Oft bleiben unsere Erfahrungen angenehm in unseren Erinnerungen. Wir erinnern uns Orte von der Kindheit oder von eindrucksvollen Momenten unseres Lebens und sie sind immer für uns wichtig. Wir halten diese Erinnerungen nah. Die Städte, die wir erfuhren, die wir geliebt haben und immer noch lieben, sind selten die Gleichen als die wir in der Realität erfahren. Das Heimweh fallt wegen Distanz und wegen Frist vor.

Und manchmal wird Heimweh nie völlig behandelt.

Marlene singt ein Lied von Traurigkeit und Liebe, Heimweh und Trost. Sie singt für Verlorenheit und die ewige Seligkeiten von Erinnerungen. Sie singt für ihre Stadt, ihre Heimat, Berlin.

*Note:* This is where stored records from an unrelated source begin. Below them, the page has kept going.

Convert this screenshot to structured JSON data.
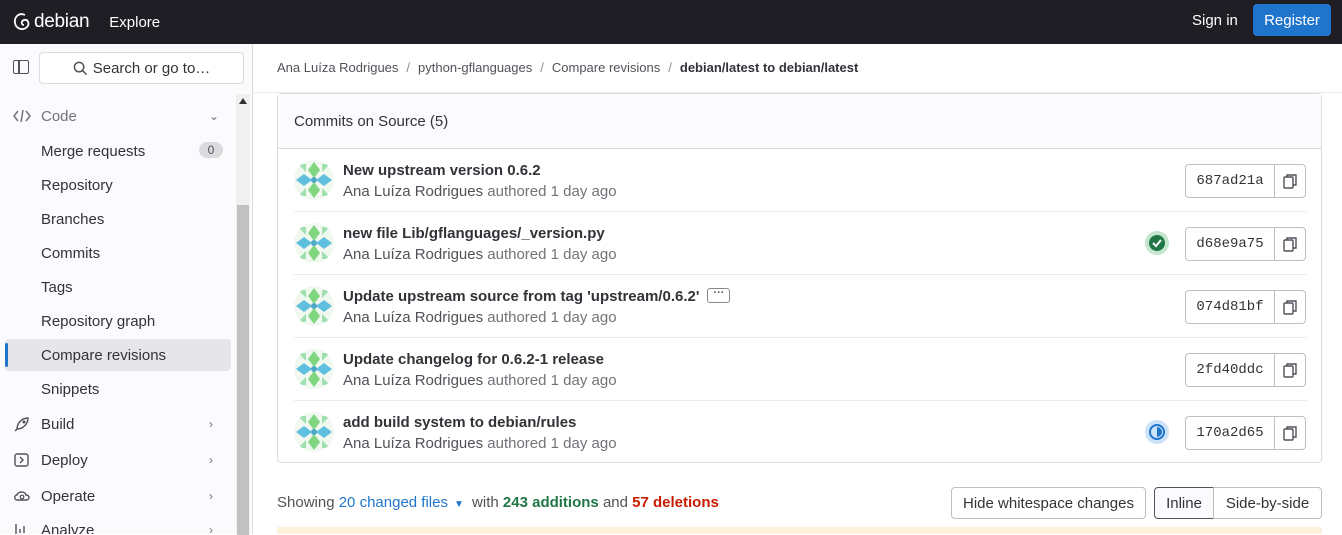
{
  "topbar": {
    "logo_text": "debian",
    "explore": "Explore",
    "sign_in": "Sign in",
    "register": "Register"
  },
  "sidebar": {
    "search_label": "Search or go to…",
    "sections": [
      {
        "label": "Code",
        "icon": "code-icon",
        "expanded": true
      },
      {
        "label": "Build",
        "icon": "rocket-icon"
      },
      {
        "label": "Deploy",
        "icon": "deploy-icon"
      },
      {
        "label": "Operate",
        "icon": "cloud-gear-icon"
      },
      {
        "label": "Analyze",
        "icon": "chart-icon"
      }
    ],
    "items": [
      {
        "label": "Merge requests",
        "badge": "0"
      },
      {
        "label": "Repository"
      },
      {
        "label": "Branches"
      },
      {
        "label": "Commits"
      },
      {
        "label": "Tags"
      },
      {
        "label": "Repository graph"
      },
      {
        "label": "Compare revisions",
        "active": true
      },
      {
        "label": "Snippets"
      }
    ]
  },
  "breadcrumb": [
    "Ana Luíza Rodrigues",
    "python-gflanguages",
    "Compare revisions",
    "debian/latest to debian/latest"
  ],
  "commits_header": "Commits on Source (5)",
  "commits": [
    {
      "title": "New upstream version 0.6.2",
      "author": "Ana Luíza Rodrigues",
      "action": "authored",
      "time": "1 day ago",
      "sha": "687ad21a",
      "status": ""
    },
    {
      "title": "new file Lib/gflanguages/_version.py",
      "author": "Ana Luíza Rodrigues",
      "action": "authored",
      "time": "1 day ago",
      "sha": "d68e9a75",
      "status": "passed"
    },
    {
      "title": "Update upstream source from tag 'upstream/0.6.2'",
      "author": "Ana Luíza Rodrigues",
      "action": "authored",
      "time": "1 day ago",
      "sha": "074d81bf",
      "status": "",
      "has_description": true
    },
    {
      "title": "Update changelog for 0.6.2-1 release",
      "author": "Ana Luíza Rodrigues",
      "action": "authored",
      "time": "1 day ago",
      "sha": "2fd40ddc",
      "status": ""
    },
    {
      "title": "add build system to debian/rules",
      "author": "Ana Luíza Rodrigues",
      "action": "authored",
      "time": "1 day ago",
      "sha": "170a2d65",
      "status": "running"
    }
  ],
  "summary": {
    "showing": "Showing",
    "files": "20 changed files",
    "with": "with",
    "additions": "243 additions",
    "and": "and",
    "deletions": "57 deletions"
  },
  "buttons": {
    "hide_whitespace": "Hide whitespace changes",
    "inline": "Inline",
    "side_by_side": "Side-by-side"
  },
  "colors": {
    "accent": "#1f75cb",
    "topbar": "#1f1e24",
    "success": "#217645",
    "danger": "#c91c00"
  }
}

Und noch ein Berliner Lied von Dietrich ist “Das ist Berlin”. Nach meiner Meinung ist es auf keiner Weise so tief wie “Ich hab’ noch einen Koffer in Berlin”, trotzdem das Lied in derselben Art als “Ich hab’ noch einen Koffer in Berlin” ertönt. Also finde ich es passend dabei zu posten.


Und so Marlene, ich danke Dir für ihre Musik und die schöne unendlichen Verbindung zu Berlin.

On May 6, 1992 the German singer Marlene Dietrich passed from this world while living in Paris. Although she spent much of her adult life in other places, she was interred according to her wishes in Berlin–her hometown. Dietrichs love for her hometown and her relationship to it can’t be experienced better than by listening to the song “Ich hab’ noch einen Koffer in Berlin”. 

When you listen to the song, you love Berlin as much as Dietrich. But, you can really replace the name Berlin with the name of most any city. The songs expresses a sense of homesickness that we’ve all experienced sometime, somewhere. That’s what makes this song so great. It’s universal. Like no other is shows the power of homesickness. 

Often our experiences stay in the comfort of our memories. We remember places from our childhood or impressive moments in our lives that always remain important to us. We hold these memories close. The cities, those we’ve experienced, the ones we loved and still love, are rarely the ones we actually experience in reality. Homesickness is the result of distance and time. 

And sometimes it’s never quite cured. 

Marlene sings about love and sadness, homesickness and solace. She sings for lose and the eternal bliss of memories. She’s singing for her city, her home, Berlin.